“We have evidence to show the Trains subsequently accessed an older YouTube account created by the same man in 2014 and viewed the content.
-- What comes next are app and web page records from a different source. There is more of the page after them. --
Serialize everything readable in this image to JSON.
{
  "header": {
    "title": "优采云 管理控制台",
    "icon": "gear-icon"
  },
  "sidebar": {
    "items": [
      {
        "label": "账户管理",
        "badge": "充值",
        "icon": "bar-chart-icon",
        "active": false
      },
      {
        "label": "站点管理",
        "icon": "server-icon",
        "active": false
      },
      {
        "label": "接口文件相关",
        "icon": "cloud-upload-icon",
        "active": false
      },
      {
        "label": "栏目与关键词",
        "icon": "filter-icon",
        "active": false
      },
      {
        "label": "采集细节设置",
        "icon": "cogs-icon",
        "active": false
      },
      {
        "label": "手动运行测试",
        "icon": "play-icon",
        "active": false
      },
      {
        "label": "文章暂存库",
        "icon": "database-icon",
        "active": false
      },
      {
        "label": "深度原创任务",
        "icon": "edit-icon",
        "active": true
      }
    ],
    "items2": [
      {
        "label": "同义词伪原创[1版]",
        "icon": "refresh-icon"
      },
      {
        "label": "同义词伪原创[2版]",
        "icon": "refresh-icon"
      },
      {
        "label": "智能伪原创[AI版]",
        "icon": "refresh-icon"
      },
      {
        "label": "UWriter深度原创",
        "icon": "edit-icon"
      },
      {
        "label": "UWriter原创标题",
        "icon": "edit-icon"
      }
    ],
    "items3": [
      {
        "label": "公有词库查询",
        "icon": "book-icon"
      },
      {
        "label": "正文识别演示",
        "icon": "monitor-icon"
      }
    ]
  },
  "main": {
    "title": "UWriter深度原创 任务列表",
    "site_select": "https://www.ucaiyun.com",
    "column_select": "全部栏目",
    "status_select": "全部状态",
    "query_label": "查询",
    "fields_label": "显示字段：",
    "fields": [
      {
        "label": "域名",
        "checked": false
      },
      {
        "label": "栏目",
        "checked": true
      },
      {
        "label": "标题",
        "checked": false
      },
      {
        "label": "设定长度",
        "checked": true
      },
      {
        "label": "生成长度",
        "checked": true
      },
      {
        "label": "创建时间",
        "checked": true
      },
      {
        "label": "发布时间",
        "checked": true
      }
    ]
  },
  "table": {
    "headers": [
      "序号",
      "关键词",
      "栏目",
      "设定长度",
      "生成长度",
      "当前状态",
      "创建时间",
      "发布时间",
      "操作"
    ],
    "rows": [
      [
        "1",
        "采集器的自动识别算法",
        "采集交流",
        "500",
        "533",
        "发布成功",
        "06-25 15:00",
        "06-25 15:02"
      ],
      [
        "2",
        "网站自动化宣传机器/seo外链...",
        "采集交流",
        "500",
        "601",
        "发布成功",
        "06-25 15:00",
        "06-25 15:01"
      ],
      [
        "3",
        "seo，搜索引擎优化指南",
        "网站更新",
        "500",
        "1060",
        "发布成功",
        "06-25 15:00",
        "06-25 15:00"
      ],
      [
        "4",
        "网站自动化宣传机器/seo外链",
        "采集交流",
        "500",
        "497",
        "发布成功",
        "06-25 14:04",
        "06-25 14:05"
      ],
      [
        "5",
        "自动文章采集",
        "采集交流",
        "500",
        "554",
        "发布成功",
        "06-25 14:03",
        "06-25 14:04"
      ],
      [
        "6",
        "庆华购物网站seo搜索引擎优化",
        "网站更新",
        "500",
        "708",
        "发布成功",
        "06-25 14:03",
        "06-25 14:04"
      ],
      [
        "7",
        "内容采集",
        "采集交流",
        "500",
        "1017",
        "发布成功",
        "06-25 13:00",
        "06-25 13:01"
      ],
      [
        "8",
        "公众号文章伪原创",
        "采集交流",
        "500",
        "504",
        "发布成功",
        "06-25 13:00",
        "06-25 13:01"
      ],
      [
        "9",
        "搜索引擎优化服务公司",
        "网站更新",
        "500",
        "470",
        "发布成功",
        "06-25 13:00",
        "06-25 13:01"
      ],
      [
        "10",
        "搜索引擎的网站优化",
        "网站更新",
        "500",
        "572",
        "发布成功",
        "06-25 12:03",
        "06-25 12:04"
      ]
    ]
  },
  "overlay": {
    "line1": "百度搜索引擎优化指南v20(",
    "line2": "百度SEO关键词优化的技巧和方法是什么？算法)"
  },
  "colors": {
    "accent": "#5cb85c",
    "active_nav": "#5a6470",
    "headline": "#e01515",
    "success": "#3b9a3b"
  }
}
Between May 2021 and December 2022, the man repeatedly sent messages containing Christian end-of-days ideology to Gareth and
then later to Stacey.”
Last week’s arrest came after Queensland Police investigators travelled to the US to join the FBI and other law enforcement officers.
The FBI’s legal attache in Canberra, Nitiana Mann, said the organisation understood that last year’s attack still resonated across Australia.
“The FBI has a long memory and even longer reach – from Queensland, Australia, to the remote corners of Arizona,” she said.
“The FBI and the QPS worked jointly and endlessly to bring this man to justice and he will face the crimes he is alleged to have perpetrated.”
Scanlon said police had worked through “every single line of inquiry” of anyone who had contact with the Trains.
“To date, there is nobody else connected in Australia that we have been able to uncover,” she said.
The man arrested in Arizona was a contact of the family who was detected during the police investigation.
Earlier police said the Queensland coroner and the families of Dare and the dead officers, as well as other officers involved in the Wieambilla incident, had been briefed on the latest developments.